→ What is required:
Return each entry word for word. Leave the images out.

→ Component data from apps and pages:

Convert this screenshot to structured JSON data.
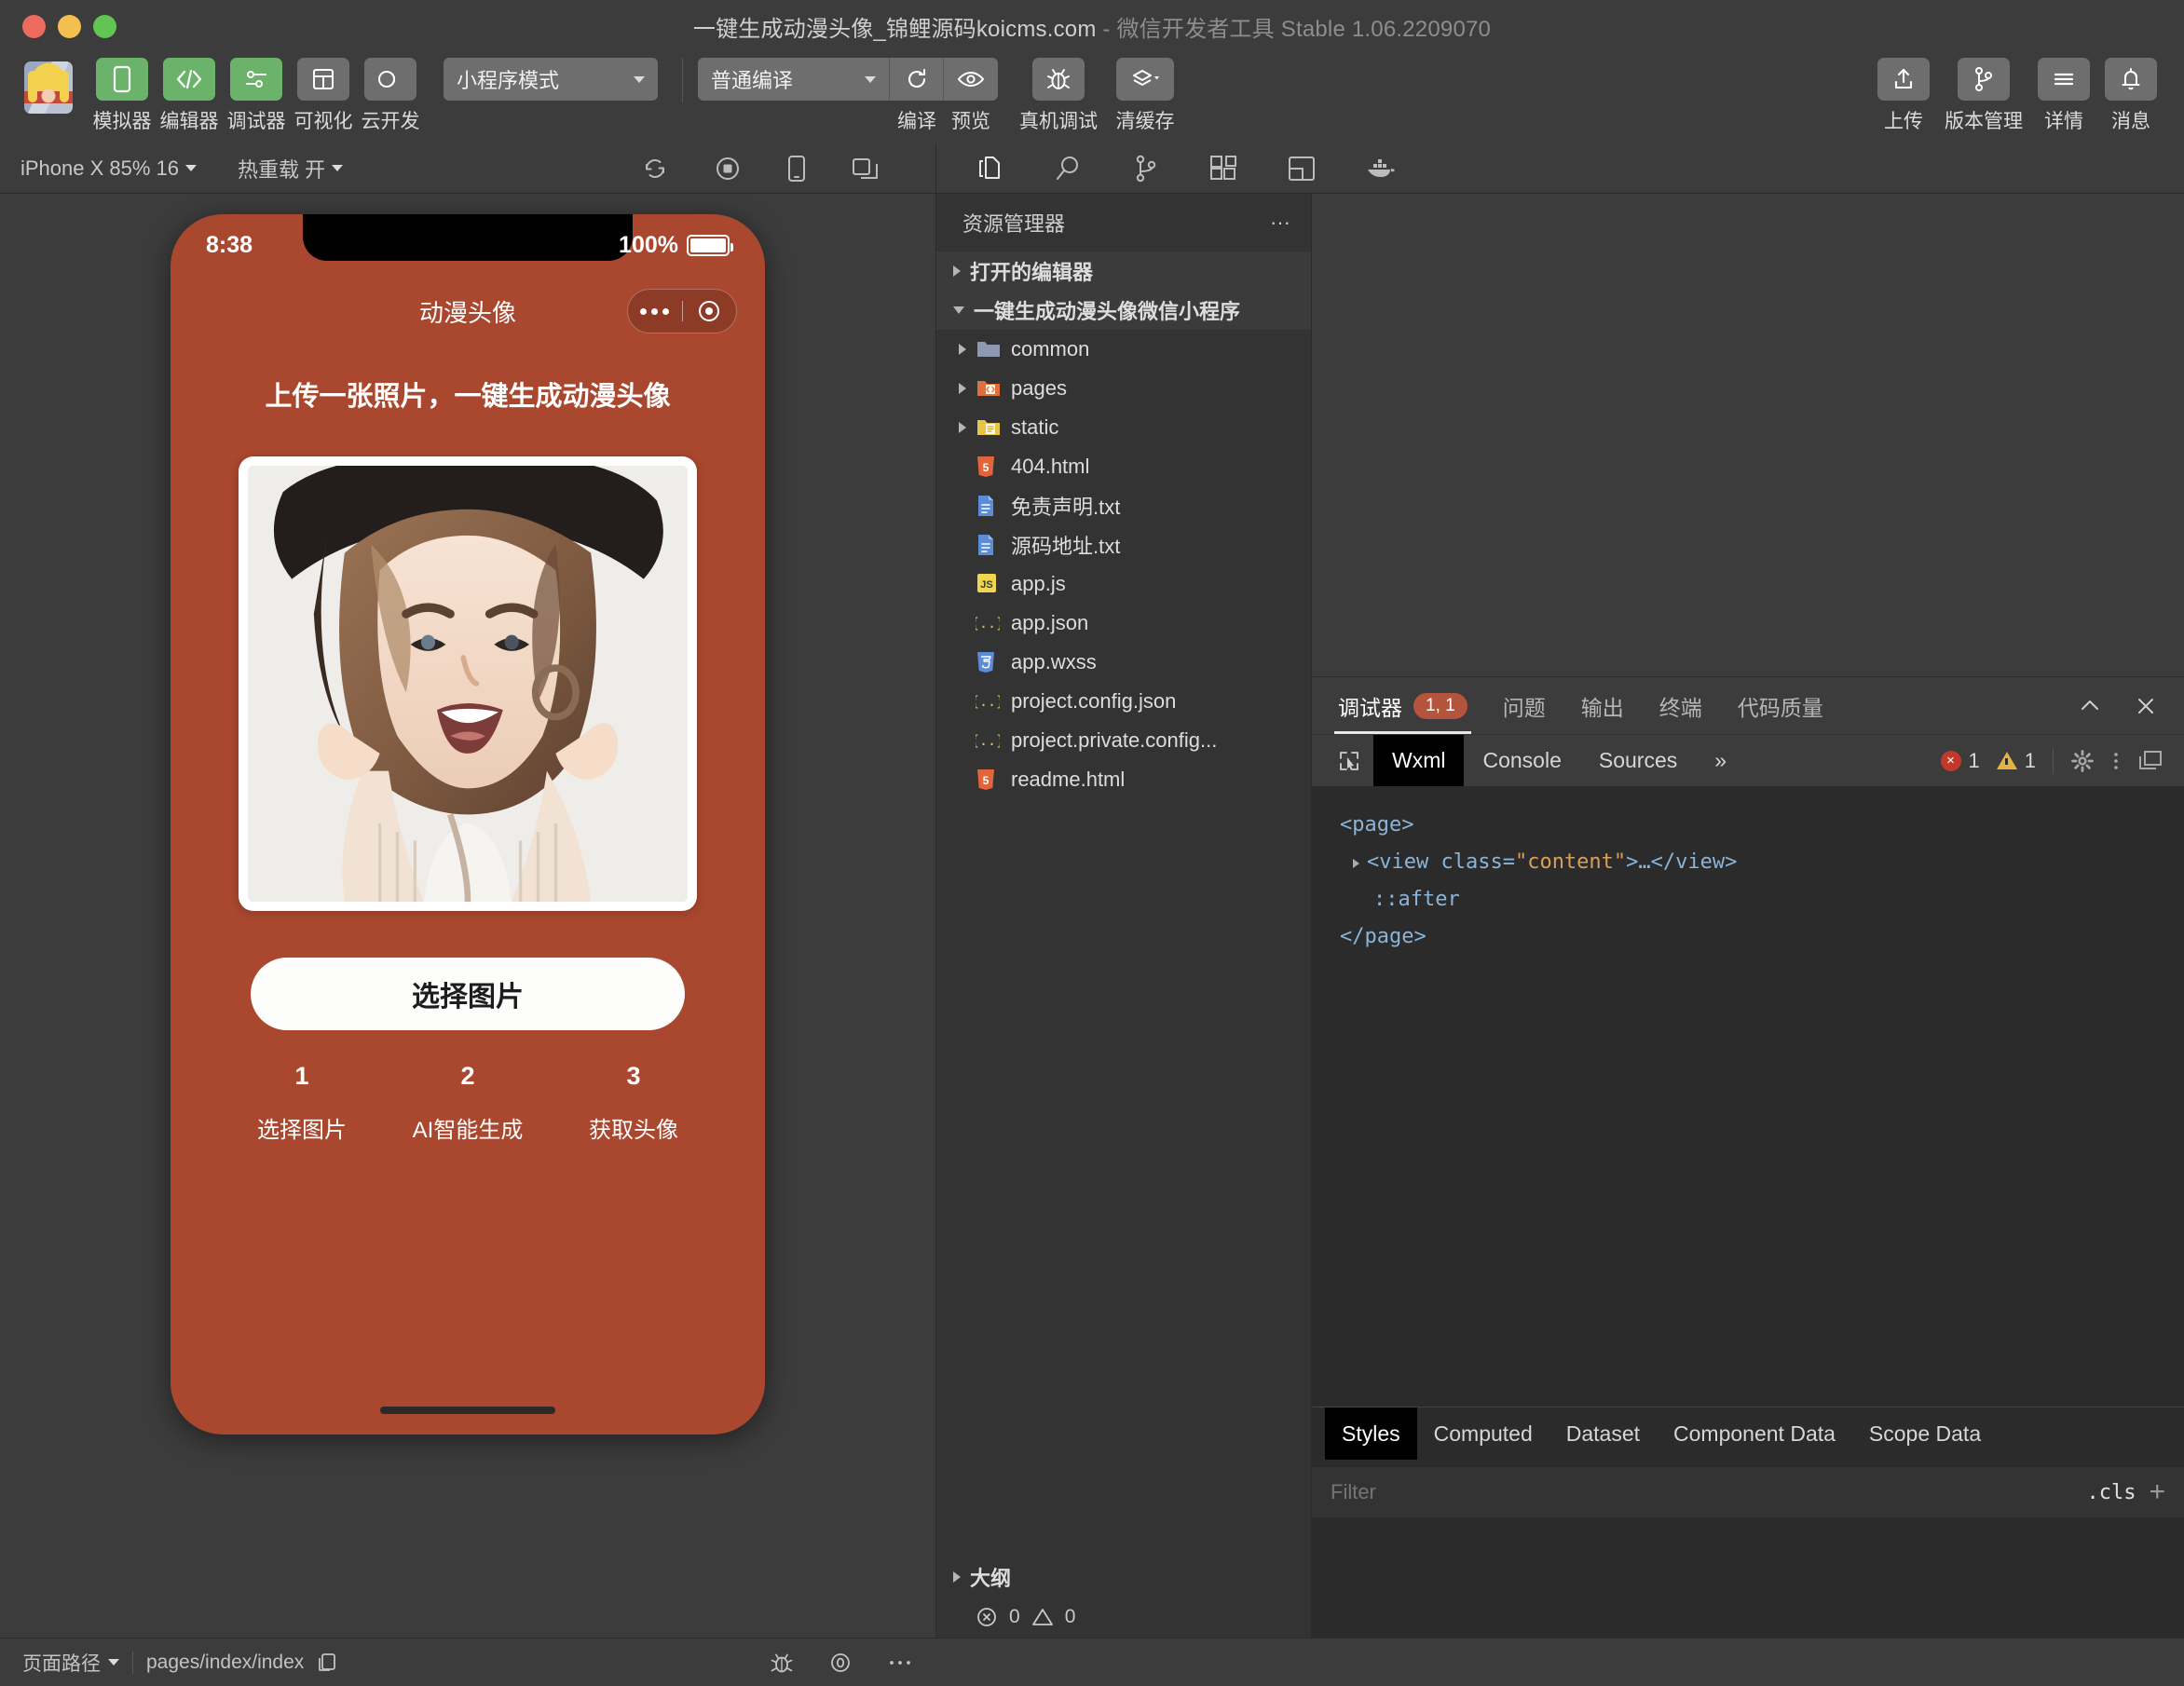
{
  "window": {
    "title": "一键生成动漫头像_锦鲤源码koicms.com",
    "title_dim": "- 微信开发者工具 Stable 1.06.2209070",
    "traffic_lights": [
      "close",
      "minimize",
      "maximize"
    ]
  },
  "toolbar": {
    "avatar_name": "user-avatar",
    "items": [
      {
        "label": "模拟器",
        "icon": "phone-icon",
        "state": "active"
      },
      {
        "label": "编辑器",
        "icon": "code-icon",
        "state": "active"
      },
      {
        "label": "调试器",
        "icon": "slider-icon",
        "state": "active"
      },
      {
        "label": "可视化",
        "icon": "layout-icon",
        "state": "inactive"
      },
      {
        "label": "云开发",
        "icon": "cloud-icon",
        "state": "inactive"
      }
    ],
    "mode_select": "小程序模式",
    "compile_select": "普通编译",
    "actions": [
      {
        "label": "编译",
        "icon": "refresh-icon"
      },
      {
        "label": "预览",
        "icon": "eye-icon"
      },
      {
        "label": "真机调试",
        "icon": "bug-icon"
      },
      {
        "label": "清缓存",
        "icon": "layers-icon"
      }
    ],
    "right_actions": [
      {
        "label": "上传",
        "icon": "upload-icon"
      },
      {
        "label": "版本管理",
        "icon": "branch-icon"
      },
      {
        "label": "详情",
        "icon": "menu-icon"
      },
      {
        "label": "消息",
        "icon": "bell-icon"
      }
    ]
  },
  "simbar": {
    "device": "iPhone X 85% 16",
    "hotreload": "热重载 开",
    "icons": [
      "rotate-icon",
      "record-icon",
      "device-icon",
      "detach-icon"
    ]
  },
  "activitybar": {
    "icons": [
      "files-icon",
      "search-icon",
      "source-control-icon",
      "extensions-icon",
      "layout-panel-icon",
      "docker-icon"
    ]
  },
  "simulator": {
    "status_time": "8:38",
    "battery_percent": "100%",
    "nav_title": "动漫头像",
    "headline": "上传一张照片，一键生成动漫头像",
    "pick_button": "选择图片",
    "steps": [
      {
        "num": "1",
        "label": "选择图片"
      },
      {
        "num": "2",
        "label": "AI智能生成"
      },
      {
        "num": "3",
        "label": "获取头像"
      }
    ],
    "theme_color": "#a9472f"
  },
  "explorer": {
    "title": "资源管理器",
    "more": "···",
    "open_editors": "打开的编辑器",
    "project": "一键生成动漫头像微信小程序",
    "outline": "大纲",
    "folders": [
      {
        "name": "common",
        "icon": "folder-icon",
        "color": "#8e98b3"
      },
      {
        "name": "pages",
        "icon": "folder-code-icon",
        "color": "#e0703a"
      },
      {
        "name": "static",
        "icon": "folder-asset-icon",
        "color": "#e8c547"
      }
    ],
    "files": [
      {
        "name": "404.html",
        "icon": "html-icon",
        "color": "#e2643a"
      },
      {
        "name": "免责声明.txt",
        "icon": "text-icon",
        "color": "#5b8cd8"
      },
      {
        "name": "源码地址.txt",
        "icon": "text-icon",
        "color": "#5b8cd8"
      },
      {
        "name": "app.js",
        "icon": "js-icon",
        "color": "#f0d64e"
      },
      {
        "name": "app.json",
        "icon": "json-icon",
        "color": "#e8c547"
      },
      {
        "name": "app.wxss",
        "icon": "wxss-icon",
        "color": "#5b8cd8"
      },
      {
        "name": "project.config.json",
        "icon": "json-icon",
        "color": "#e8c547"
      },
      {
        "name": "project.private.config...",
        "icon": "json-icon",
        "color": "#e8c547"
      },
      {
        "name": "readme.html",
        "icon": "html-icon",
        "color": "#e2643a"
      }
    ],
    "problems": {
      "errors": "0",
      "warnings": "0"
    }
  },
  "devtools": {
    "panel_tabs": [
      {
        "label": "调试器",
        "badge": "1, 1",
        "active": true
      },
      {
        "label": "问题",
        "active": false
      },
      {
        "label": "输出",
        "active": false
      },
      {
        "label": "终端",
        "active": false
      },
      {
        "label": "代码质量",
        "active": false
      }
    ],
    "panel_controls": [
      "collapse-icon",
      "close-icon"
    ],
    "inspector_tabs": [
      {
        "label": "Wxml",
        "active": true
      },
      {
        "label": "Console",
        "active": false
      },
      {
        "label": "Sources",
        "active": false
      },
      {
        "label": "more-tabs",
        "active": false
      }
    ],
    "more_glyph": "»",
    "error_count": "1",
    "warning_count": "1",
    "right_icons": [
      "gear-icon",
      "kebab-icon",
      "dock-icon"
    ],
    "wxml": {
      "line1": "<page>",
      "line2_open": "<view class=",
      "line2_val": "\"content\"",
      "line2_close": ">…</view>",
      "line3": "::after",
      "line4": "</page>"
    },
    "style_tabs": [
      {
        "label": "Styles",
        "active": true
      },
      {
        "label": "Computed",
        "active": false
      },
      {
        "label": "Dataset",
        "active": false
      },
      {
        "label": "Component Data",
        "active": false
      },
      {
        "label": "Scope Data",
        "active": false
      }
    ],
    "filter_placeholder": "Filter",
    "cls_label": ".cls",
    "plus_label": "+"
  },
  "statusbar": {
    "page_path_label": "页面路径",
    "page_path": "pages/index/index",
    "copy_icon": "copy-icon",
    "icons": [
      "bug-icon",
      "eye-icon",
      "more-icon"
    ]
  }
}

→ Your response:
Convert this screenshot to structured JSON data.
{
  "window": {
    "title": "一键生成动漫头像_锦鲤源码koicms.com",
    "title_dim": "- 微信开发者工具 Stable 1.06.2209070",
    "traffic_lights": [
      "close",
      "minimize",
      "maximize"
    ]
  },
  "toolbar": {
    "avatar_name": "user-avatar",
    "items": [
      {
        "label": "模拟器",
        "icon": "phone-icon",
        "state": "active"
      },
      {
        "label": "编辑器",
        "icon": "code-icon",
        "state": "active"
      },
      {
        "label": "调试器",
        "icon": "slider-icon",
        "state": "active"
      },
      {
        "label": "可视化",
        "icon": "layout-icon",
        "state": "inactive"
      },
      {
        "label": "云开发",
        "icon": "cloud-icon",
        "state": "inactive"
      }
    ],
    "mode_select": "小程序模式",
    "compile_select": "普通编译",
    "actions": [
      {
        "label": "编译",
        "icon": "refresh-icon"
      },
      {
        "label": "预览",
        "icon": "eye-icon"
      },
      {
        "label": "真机调试",
        "icon": "bug-icon"
      },
      {
        "label": "清缓存",
        "icon": "layers-icon"
      }
    ],
    "right_actions": [
      {
        "label": "上传",
        "icon": "upload-icon"
      },
      {
        "label": "版本管理",
        "icon": "branch-icon"
      },
      {
        "label": "详情",
        "icon": "menu-icon"
      },
      {
        "label": "消息",
        "icon": "bell-icon"
      }
    ]
  },
  "simbar": {
    "device": "iPhone X 85% 16",
    "hotreload": "热重载 开",
    "icons": [
      "rotate-icon",
      "record-icon",
      "device-icon",
      "detach-icon"
    ]
  },
  "activitybar": {
    "icons": [
      "files-icon",
      "search-icon",
      "source-control-icon",
      "extensions-icon",
      "layout-panel-icon",
      "docker-icon"
    ]
  },
  "simulator": {
    "status_time": "8:38",
    "battery_percent": "100%",
    "nav_title": "动漫头像",
    "headline": "上传一张照片，一键生成动漫头像",
    "pick_button": "选择图片",
    "steps": [
      {
        "num": "1",
        "label": "选择图片"
      },
      {
        "num": "2",
        "label": "AI智能生成"
      },
      {
        "num": "3",
        "label": "获取头像"
      }
    ],
    "theme_color": "#a9472f"
  },
  "explorer": {
    "title": "资源管理器",
    "more": "···",
    "open_editors": "打开的编辑器",
    "project": "一键生成动漫头像微信小程序",
    "outline": "大纲",
    "folders": [
      {
        "name": "common",
        "icon": "folder-icon",
        "color": "#8e98b3"
      },
      {
        "name": "pages",
        "icon": "folder-code-icon",
        "color": "#e0703a"
      },
      {
        "name": "static",
        "icon": "folder-asset-icon",
        "color": "#e8c547"
      }
    ],
    "files": [
      {
        "name": "404.html",
        "icon": "html-icon",
        "color": "#e2643a"
      },
      {
        "name": "免责声明.txt",
        "icon": "text-icon",
        "color": "#5b8cd8"
      },
      {
        "name": "源码地址.txt",
        "icon": "text-icon",
        "color": "#5b8cd8"
      },
      {
        "name": "app.js",
        "icon": "js-icon",
        "color": "#f0d64e"
      },
      {
        "name": "app.json",
        "icon": "json-icon",
        "color": "#e8c547"
      },
      {
        "name": "app.wxss",
        "icon": "wxss-icon",
        "color": "#5b8cd8"
      },
      {
        "name": "project.config.json",
        "icon": "json-icon",
        "color": "#e8c547"
      },
      {
        "name": "project.private.config...",
        "icon": "json-icon",
        "color": "#e8c547"
      },
      {
        "name": "readme.html",
        "icon": "html-icon",
        "color": "#e2643a"
      }
    ],
    "problems": {
      "errors": "0",
      "warnings": "0"
    }
  },
  "devtools": {
    "panel_tabs": [
      {
        "label": "调试器",
        "badge": "1, 1",
        "active": true
      },
      {
        "label": "问题",
        "active": false
      },
      {
        "label": "输出",
        "active": false
      },
      {
        "label": "终端",
        "active": false
      },
      {
        "label": "代码质量",
        "active": false
      }
    ],
    "panel_controls": [
      "collapse-icon",
      "close-icon"
    ],
    "inspector_tabs": [
      {
        "label": "Wxml",
        "active": true
      },
      {
        "label": "Console",
        "active": false
      },
      {
        "label": "Sources",
        "active": false
      },
      {
        "label": "more-tabs",
        "active": false
      }
    ],
    "more_glyph": "»",
    "error_count": "1",
    "warning_count": "1",
    "right_icons": [
      "gear-icon",
      "kebab-icon",
      "dock-icon"
    ],
    "wxml": {
      "line1": "<page>",
      "line2_open": "<view class=",
      "line2_val": "\"content\"",
      "line2_close": ">…</view>",
      "line3": "::after",
      "line4": "</page>"
    },
    "style_tabs": [
      {
        "label": "Styles",
        "active": true
      },
      {
        "label": "Computed",
        "active": false
      },
      {
        "label": "Dataset",
        "active": false
      },
      {
        "label": "Component Data",
        "active": false
      },
      {
        "label": "Scope Data",
        "active": false
      }
    ],
    "filter_placeholder": "Filter",
    "cls_label": ".cls",
    "plus_label": "+"
  },
  "statusbar": {
    "page_path_label": "页面路径",
    "page_path": "pages/index/index",
    "copy_icon": "copy-icon",
    "icons": [
      "bug-icon",
      "eye-icon",
      "more-icon"
    ]
  }
}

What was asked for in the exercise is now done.